“Cyber has a relentlessly expanding threat surface—because of the Internet of Things, because of so many different devices popping online every single second,” he continues. Some estimates suggest that 25 billion devices already are on the Internet, and that number will continue to grow dramatically. Society today, particularly its economic activities, is intermingled with the defense threat through this cyber connectivity, he adds.
The defense industrial base is one such example. Many of its technologies are dual-use with presences in both the civilian and military sectors, the admiral points out. The cyber threat directed through commercial and civilian surfaces can reach into the defense industrial base, the center of which hosts the core fundamentals of national security. With the defense industrial base at risk, the nation’s defense is significantly at risk, he adds.
The U.S. Defense Department is working to develop Cybersecurity Maturity Model Certification (CMMC), which will be implemented in stages over a five-year timeframe. Adm. Stavridis offers that a set of basic standards can be implemented early to enable metrically proven approaches ranging from defense against phishing attacks to rapid application of patches. Many of these capabilities already are active in some places, but they need to be standardized across the entire defense industrial base, he says.
This becomes even more essential given the thrust by the Defense Department to attract more small businesses with innovative solutions. Adm. Stavridis advocates that the government provide more support and resources to help small businesses that are vulnerable to cyber attacks. “At some level, government has to be helpful,” he says. This includes state and local governments, which have a high degree of economic incentive to keep their small businesses growing locally.
One significant vulnerability is the interface between information technology and operational technology. Companies and organizations are plagued by this difficulty, the admiral notes, and the solution may be more cultural than technological. “You have to pierce the veil. You have to have your [information technology] folks embedded with—and co-located with—elements of the operational technology side,” he offers.
Another point to be remedied is that operational technology always has been represented in “the C-suite,” but that often is not the case with the information technology side. The chief information security officer should be placed in a peer relationship with the chief operating officer. “Having someone at the highest level who functions as an advocate for the information technology side is very important,” Adm. Stavridis states.

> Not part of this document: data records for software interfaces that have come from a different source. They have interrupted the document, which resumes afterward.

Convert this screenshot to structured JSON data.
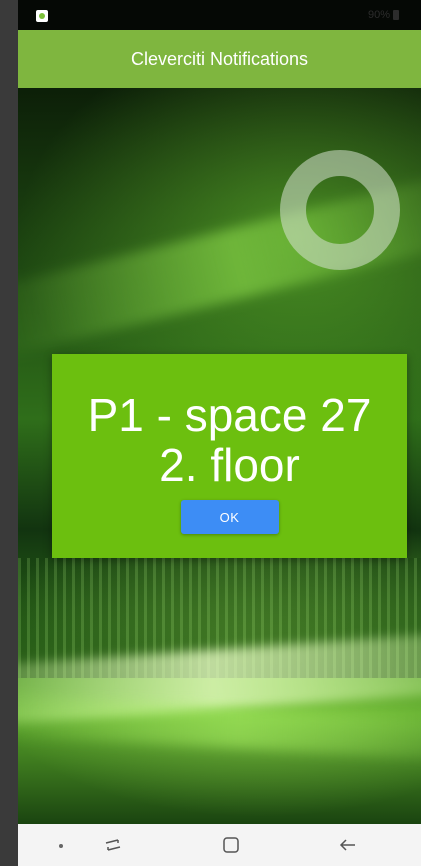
{
  "status_bar": {
    "battery_text": "90%"
  },
  "app_bar": {
    "title": "Cleverciti Notifications"
  },
  "dialog": {
    "line1": "P1 - space 27",
    "line2": "2. floor",
    "ok_label": "OK"
  },
  "nav_bar": {
    "icons": [
      "nav-dot-icon",
      "recent-apps-icon",
      "home-icon",
      "back-icon"
    ]
  },
  "colors": {
    "app_bar": "#7fb63f",
    "dialog_bg": "#6cbf0f",
    "ok_button": "#3d8df5"
  }
}
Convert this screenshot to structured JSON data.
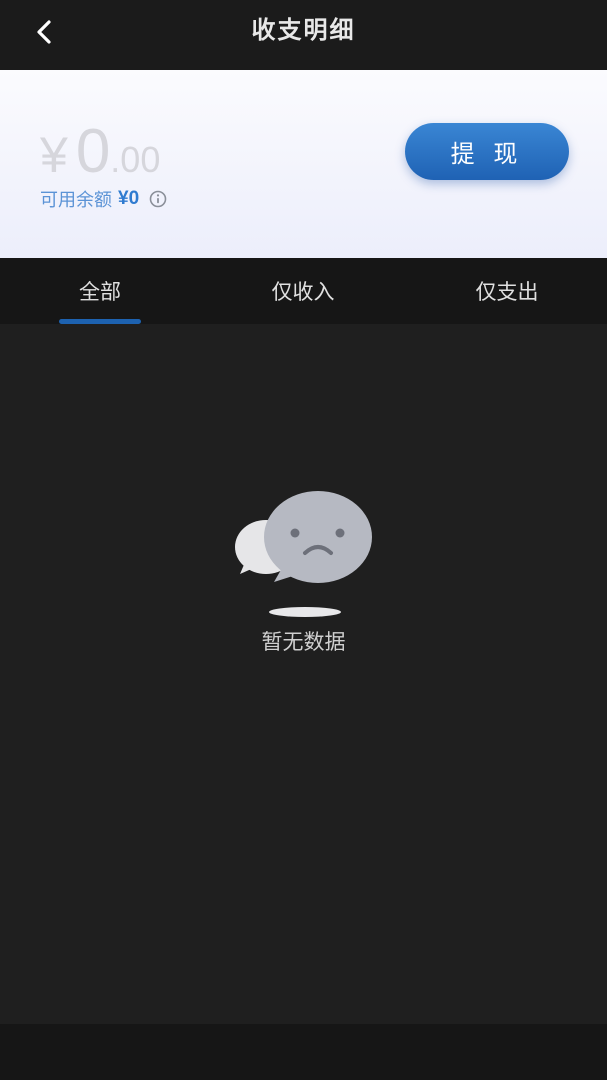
{
  "header": {
    "title": "收支明细"
  },
  "balance": {
    "currency_symbol": "¥",
    "amount_int": "0",
    "amount_dec": ".00",
    "available_label": "可用余额",
    "available_value": "¥0",
    "withdraw_label": "提 现"
  },
  "tabs": [
    {
      "label": "全部",
      "selected": true
    },
    {
      "label": "仅收入",
      "selected": false
    },
    {
      "label": "仅支出",
      "selected": false
    }
  ],
  "empty_state": {
    "message": "暂无数据",
    "icon": "sad-chat-bubble-icon"
  },
  "colors": {
    "accent": "#1d62b0",
    "button_gradient_top": "#3a86d4",
    "button_gradient_bottom": "#1f62b4",
    "background": "#1f1f1f",
    "available_text": "#5b93d6"
  }
}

Adm. James Stavridis is a board member of the cybersecurity firm, Preveil.